Dr Mahin Bhatt is a medical intern from Mumbai with a keen interest in clinical medicine, medical research. He has received research grants from ICMR, Oncology Scholarships at Tata Memorial Hospital and King’s College. In his Final Year MBBS, he secured the first rank in all of Maharashtra.
In today’s Tuesday Talks, Dr Mahin Bhatt tells us his honest opinions on competitiveness in the medical field. He believes that healthy competition is important but obsessing over competition endlessly can mess with your peace of mind. You must focus on your goals and priorities instead of aligning them with the general consensus.
Is there competitiveness amongst the medical students? What kind?
We start our medical journey with competitive exams, making competition an intrinsic part of our field. Once you enter medical college, you realise that your peers are equally brilliant. That’s when a slightly negative competition kicks in. You start comparing the number of hours others study, the books they refer to, how many marks they score. You start obsessing over what others are doing rather than focusing on your own goals.
Is there competitiveness amongst doctors in the medical profession?
When you become a doctor, you start competing based on the number of cases done and practical experience gained in complex procedures and surgeries. When you start your private practice, it is more challenging as you are competing with every other specialist in your field. You strive to have a bigger profile and patient base. But ultimately, at the core of this, everyone is focusing on improving their patient satisfaction. You may be the most knowledgeable doctor out there, but if your patients aren’t satisfied, you will not grow in your career.
Can you recount any personal experience in this context?
In my first year of MBBS, I was aiming to secure the first rank. In my preliminary exams, I missed my goal by a few marks. That stayed in my subconscious, and even though I did not engage in negative competition, I did start comparing myself to others. In the final exams, when I stood first, I was happy, but not because I had surpassed everyone else. I realised that I was competing with myself and not the others. At that moment, I concluded that competition is more about our perception and imagination of others. So, it is better to focus on ourselves and our goals.

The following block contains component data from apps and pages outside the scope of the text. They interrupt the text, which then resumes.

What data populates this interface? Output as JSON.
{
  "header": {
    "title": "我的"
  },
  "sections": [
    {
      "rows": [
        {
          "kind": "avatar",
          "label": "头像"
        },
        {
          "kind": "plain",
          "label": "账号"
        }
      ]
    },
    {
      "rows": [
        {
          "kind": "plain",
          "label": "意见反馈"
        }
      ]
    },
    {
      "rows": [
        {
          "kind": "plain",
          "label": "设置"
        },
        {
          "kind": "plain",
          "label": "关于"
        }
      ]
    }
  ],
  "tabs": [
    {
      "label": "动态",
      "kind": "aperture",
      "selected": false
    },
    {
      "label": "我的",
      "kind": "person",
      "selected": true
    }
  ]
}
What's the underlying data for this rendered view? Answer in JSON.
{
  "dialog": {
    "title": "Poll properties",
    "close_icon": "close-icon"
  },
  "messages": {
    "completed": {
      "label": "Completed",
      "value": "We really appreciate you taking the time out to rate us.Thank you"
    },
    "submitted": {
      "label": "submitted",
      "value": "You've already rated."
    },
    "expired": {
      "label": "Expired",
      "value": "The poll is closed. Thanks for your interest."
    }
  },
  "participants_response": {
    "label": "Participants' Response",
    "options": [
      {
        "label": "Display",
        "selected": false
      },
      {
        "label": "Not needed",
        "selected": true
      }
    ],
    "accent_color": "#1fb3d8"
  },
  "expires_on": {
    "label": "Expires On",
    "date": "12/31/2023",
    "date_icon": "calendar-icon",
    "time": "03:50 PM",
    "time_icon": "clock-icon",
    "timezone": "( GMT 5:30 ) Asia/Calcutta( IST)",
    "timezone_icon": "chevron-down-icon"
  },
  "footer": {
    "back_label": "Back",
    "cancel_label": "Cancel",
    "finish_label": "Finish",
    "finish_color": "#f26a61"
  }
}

How did you deal with the prevalent competitiveness?
In my final year of MBBS, thanks to the lockdown, I realised that constantly thinking about what others are doing did me no favours in terms of improving my performance. I decided to give my 100% to the task at hand. Once I did that, the competition ceased to exist. It not only comforted and liberated me but also made me more successful.
Does that mean one should not be competitive at all?
No, you still have to be aware of the advancements in your field and the work done by your colleagues. These are a part of your progress too. Your goal should be to learn from others rather than wanting to be better than them. In practice, it becomes crucial because every day is a challenge, and every patient is an exam. The number of patients you have treated or the number of good patient reviews you get does not matter. The biggest priority is treating and caring for the patient in front of you. Your goal should be to be better with every passing patient, every passing day.
What is your opinion on competitiveness in the medical field?
I feel healthy and positive competition has been the driver of scientific and technological advancements. Even if overt competitiveness is not involved, still it is always a quest against something. Many developments have happened due to the fear of the unknown and our lack of understanding of the universe. Hence, making those advancements and gaining knowledge gave us control over the situation and led to our development as a species.
What if there was no competition in the medical field?
In the modern world, every scientific progress has had an element of competition positive, or negative – spurred by jealousy, admiration or a truly scientific inquisitiveness. If there was no competition and everyone was complacent, we would not have achieved these many developments. Healthy competition leads you to study and learn more about the body which would ultimately help improve lives and save lives.